*AIM OF THE TASK*
Send back all the data below, exactly as given.

Data items
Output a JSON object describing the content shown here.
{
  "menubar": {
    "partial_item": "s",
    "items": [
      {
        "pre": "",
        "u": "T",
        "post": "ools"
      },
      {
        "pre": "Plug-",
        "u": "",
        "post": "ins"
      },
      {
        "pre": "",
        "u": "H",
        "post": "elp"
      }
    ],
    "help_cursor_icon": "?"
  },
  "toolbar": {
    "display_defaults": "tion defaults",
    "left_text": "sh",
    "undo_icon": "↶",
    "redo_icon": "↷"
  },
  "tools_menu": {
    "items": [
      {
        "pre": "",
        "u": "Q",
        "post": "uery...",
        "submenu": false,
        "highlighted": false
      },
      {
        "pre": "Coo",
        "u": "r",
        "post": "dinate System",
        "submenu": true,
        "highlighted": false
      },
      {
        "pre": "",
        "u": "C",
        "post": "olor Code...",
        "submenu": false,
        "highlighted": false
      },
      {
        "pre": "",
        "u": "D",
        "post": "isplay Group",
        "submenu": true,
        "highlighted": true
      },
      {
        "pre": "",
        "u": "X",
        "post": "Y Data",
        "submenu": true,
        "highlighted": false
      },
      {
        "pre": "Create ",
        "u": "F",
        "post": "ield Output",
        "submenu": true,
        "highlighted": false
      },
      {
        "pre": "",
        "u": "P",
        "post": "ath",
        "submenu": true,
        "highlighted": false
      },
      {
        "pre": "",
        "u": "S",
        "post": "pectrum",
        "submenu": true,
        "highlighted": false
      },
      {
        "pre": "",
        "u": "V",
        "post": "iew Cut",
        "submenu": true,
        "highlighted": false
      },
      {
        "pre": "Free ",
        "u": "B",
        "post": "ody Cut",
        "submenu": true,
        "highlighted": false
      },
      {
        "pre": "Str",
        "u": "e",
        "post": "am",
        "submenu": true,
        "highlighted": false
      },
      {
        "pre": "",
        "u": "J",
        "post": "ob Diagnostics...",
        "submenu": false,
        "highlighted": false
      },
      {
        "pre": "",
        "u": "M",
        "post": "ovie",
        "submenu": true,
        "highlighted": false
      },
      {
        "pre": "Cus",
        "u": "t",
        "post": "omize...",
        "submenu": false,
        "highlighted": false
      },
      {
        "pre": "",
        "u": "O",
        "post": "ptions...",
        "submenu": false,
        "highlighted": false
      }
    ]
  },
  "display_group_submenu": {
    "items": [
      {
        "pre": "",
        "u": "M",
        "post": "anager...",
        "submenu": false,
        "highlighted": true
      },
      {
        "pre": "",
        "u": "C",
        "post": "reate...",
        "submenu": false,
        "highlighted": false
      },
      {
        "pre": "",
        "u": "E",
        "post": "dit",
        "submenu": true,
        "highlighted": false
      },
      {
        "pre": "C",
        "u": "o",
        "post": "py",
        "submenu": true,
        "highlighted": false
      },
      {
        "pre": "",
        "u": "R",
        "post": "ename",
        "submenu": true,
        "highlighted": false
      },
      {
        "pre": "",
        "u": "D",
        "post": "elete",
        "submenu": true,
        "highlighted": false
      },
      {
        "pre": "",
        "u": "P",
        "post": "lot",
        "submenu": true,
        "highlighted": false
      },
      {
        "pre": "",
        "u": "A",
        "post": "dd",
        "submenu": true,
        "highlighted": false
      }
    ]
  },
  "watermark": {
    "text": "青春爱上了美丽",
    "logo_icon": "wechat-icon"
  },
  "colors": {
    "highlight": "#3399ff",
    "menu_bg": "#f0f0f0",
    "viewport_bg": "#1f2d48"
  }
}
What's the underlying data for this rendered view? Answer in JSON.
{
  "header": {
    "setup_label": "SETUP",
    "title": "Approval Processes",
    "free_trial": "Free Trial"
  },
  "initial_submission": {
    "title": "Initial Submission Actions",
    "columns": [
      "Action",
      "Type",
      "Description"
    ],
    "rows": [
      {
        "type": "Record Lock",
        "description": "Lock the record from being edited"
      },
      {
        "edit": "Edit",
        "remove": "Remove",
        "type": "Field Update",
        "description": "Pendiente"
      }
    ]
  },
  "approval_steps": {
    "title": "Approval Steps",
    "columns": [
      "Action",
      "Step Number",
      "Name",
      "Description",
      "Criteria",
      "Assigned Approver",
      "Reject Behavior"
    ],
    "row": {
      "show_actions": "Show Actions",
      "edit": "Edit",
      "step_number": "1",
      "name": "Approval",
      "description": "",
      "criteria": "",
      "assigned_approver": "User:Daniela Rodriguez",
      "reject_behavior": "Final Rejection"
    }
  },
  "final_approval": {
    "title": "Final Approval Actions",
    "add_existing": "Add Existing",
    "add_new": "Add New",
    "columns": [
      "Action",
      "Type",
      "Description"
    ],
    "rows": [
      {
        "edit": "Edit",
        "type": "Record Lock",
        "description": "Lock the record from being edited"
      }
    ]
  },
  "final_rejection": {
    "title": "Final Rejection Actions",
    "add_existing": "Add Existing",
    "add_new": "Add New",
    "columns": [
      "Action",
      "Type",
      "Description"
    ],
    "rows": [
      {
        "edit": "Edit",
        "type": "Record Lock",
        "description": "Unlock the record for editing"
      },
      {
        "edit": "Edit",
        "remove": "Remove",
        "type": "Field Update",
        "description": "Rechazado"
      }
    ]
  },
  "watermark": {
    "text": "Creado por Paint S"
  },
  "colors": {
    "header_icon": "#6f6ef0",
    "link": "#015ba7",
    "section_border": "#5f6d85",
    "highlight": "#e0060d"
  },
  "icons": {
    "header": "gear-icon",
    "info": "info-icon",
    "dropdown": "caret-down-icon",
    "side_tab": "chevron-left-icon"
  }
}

*THE ANSWER*
Output a JSON object describing the content shown here.
{
  "menubar": {
    "partial_item": "s",
    "items": [
      {
        "pre": "",
        "u": "T",
        "post": "ools"
      },
      {
        "pre": "Plug-",
        "u": "",
        "post": "ins"
      },
      {
        "pre": "",
        "u": "H",
        "post": "elp"
      }
    ],
    "help_cursor_icon": "?"
  },
  "toolbar": {
    "display_defaults": "tion defaults",
    "left_text": "sh",
    "undo_icon": "↶",
    "redo_icon": "↷"
  },
  "tools_menu": {
    "items": [
      {
        "pre": "",
        "u": "Q",
        "post": "uery...",
        "submenu": false,
        "highlighted": false
      },
      {
        "pre": "Coo",
        "u": "r",
        "post": "dinate System",
        "submenu": true,
        "highlighted": false
      },
      {
        "pre": "",
        "u": "C",
        "post": "olor Code...",
        "submenu": false,
        "highlighted": false
      },
      {
        "pre": "",
        "u": "D",
        "post": "isplay Group",
        "submenu": true,
        "highlighted": true
      },
      {
        "pre": "",
        "u": "X",
        "post": "Y Data",
        "submenu": true,
        "highlighted": false
      },
      {
        "pre": "Create ",
        "u": "F",
        "post": "ield Output",
        "submenu": true,
        "highlighted": false
      },
      {
        "pre": "",
        "u": "P",
        "post": "ath",
        "submenu": true,
        "highlighted": false
      },
      {
        "pre": "",
        "u": "S",
        "post": "pectrum",
        "submenu": true,
        "highlighted": false
      },
      {
        "pre": "",
        "u": "V",
        "post": "iew Cut",
        "submenu": true,
        "highlighted": false
      },
      {
        "pre": "Free ",
        "u": "B",
        "post": "ody Cut",
        "submenu": true,
        "highlighted": false
      },
      {
        "pre": "Str",
        "u": "e",
        "post": "am",
        "submenu": true,
        "highlighted": false
      },
      {
        "pre": "",
        "u": "J",
        "post": "ob Diagnostics...",
        "submenu": false,
        "highlighted": false
      },
      {
        "pre": "",
        "u": "M",
        "post": "ovie",
        "submenu": true,
        "highlighted": false
      },
      {
        "pre": "Cus",
        "u": "t",
        "post": "omize...",
        "submenu": false,
        "highlighted": false
      },
      {
        "pre": "",
        "u": "O",
        "post": "ptions...",
        "submenu": false,
        "highlighted": false
      }
    ]
  },
  "display_group_submenu": {
    "items": [
      {
        "pre": "",
        "u": "M",
        "post": "anager...",
        "submenu": false,
        "highlighted": true
      },
      {
        "pre": "",
        "u": "C",
        "post": "reate...",
        "submenu": false,
        "highlighted": false
      },
      {
        "pre": "",
        "u": "E",
        "post": "dit",
        "submenu": true,
        "highlighted": false
      },
      {
        "pre": "C",
        "u": "o",
        "post": "py",
        "submenu": true,
        "highlighted": false
      },
      {
        "pre": "",
        "u": "R",
        "post": "ename",
        "submenu": true,
        "highlighted": false
      },
      {
        "pre": "",
        "u": "D",
        "post": "elete",
        "submenu": true,
        "highlighted": false
      },
      {
        "pre": "",
        "u": "P",
        "post": "lot",
        "submenu": true,
        "highlighted": false
      },
      {
        "pre": "",
        "u": "A",
        "post": "dd",
        "submenu": true,
        "highlighted": false
      }
    ]
  },
  "watermark": {
    "text": "青春爱上了美丽",
    "logo_icon": "wechat-icon"
  },
  "colors": {
    "highlight": "#3399ff",
    "menu_bg": "#f0f0f0",
    "viewport_bg": "#1f2d48"
  }
}
What's the underlying data for this rendered view? Answer in JSON.
{
  "header": {
    "setup_label": "SETUP",
    "title": "Approval Processes",
    "free_trial": "Free Trial"
  },
  "initial_submission": {
    "title": "Initial Submission Actions",
    "columns": [
      "Action",
      "Type",
      "Description"
    ],
    "rows": [
      {
        "type": "Record Lock",
        "description": "Lock the record from being edited"
      },
      {
        "edit": "Edit",
        "remove": "Remove",
        "type": "Field Update",
        "description": "Pendiente"
      }
    ]
  },
  "approval_steps": {
    "title": "Approval Steps",
    "columns": [
      "Action",
      "Step Number",
      "Name",
      "Description",
      "Criteria",
      "Assigned Approver",
      "Reject Behavior"
    ],
    "row": {
      "show_actions": "Show Actions",
      "edit": "Edit",
      "step_number": "1",
      "name": "Approval",
      "description": "",
      "criteria": "",
      "assigned_approver": "User:Daniela Rodriguez",
      "reject_behavior": "Final Rejection"
    }
  },
  "final_approval": {
    "title": "Final Approval Actions",
    "add_existing": "Add Existing",
    "add_new": "Add New",
    "columns": [
      "Action",
      "Type",
      "Description"
    ],
    "rows": [
      {
        "edit": "Edit",
        "type": "Record Lock",
        "description": "Lock the record from being edited"
      }
    ]
  },
  "final_rejection": {
    "title": "Final Rejection Actions",
    "add_existing": "Add Existing",
    "add_new": "Add New",
    "columns": [
      "Action",
      "Type",
      "Description"
    ],
    "rows": [
      {
        "edit": "Edit",
        "type": "Record Lock",
        "description": "Unlock the record for editing"
      },
      {
        "edit": "Edit",
        "remove": "Remove",
        "type": "Field Update",
        "description": "Rechazado"
      }
    ]
  },
  "watermark": {
    "text": "Creado por Paint S"
  },
  "colors": {
    "header_icon": "#6f6ef0",
    "link": "#015ba7",
    "section_border": "#5f6d85",
    "highlight": "#e0060d"
  },
  "icons": {
    "header": "gear-icon",
    "info": "info-icon",
    "dropdown": "caret-down-icon",
    "side_tab": "chevron-left-icon"
  }
}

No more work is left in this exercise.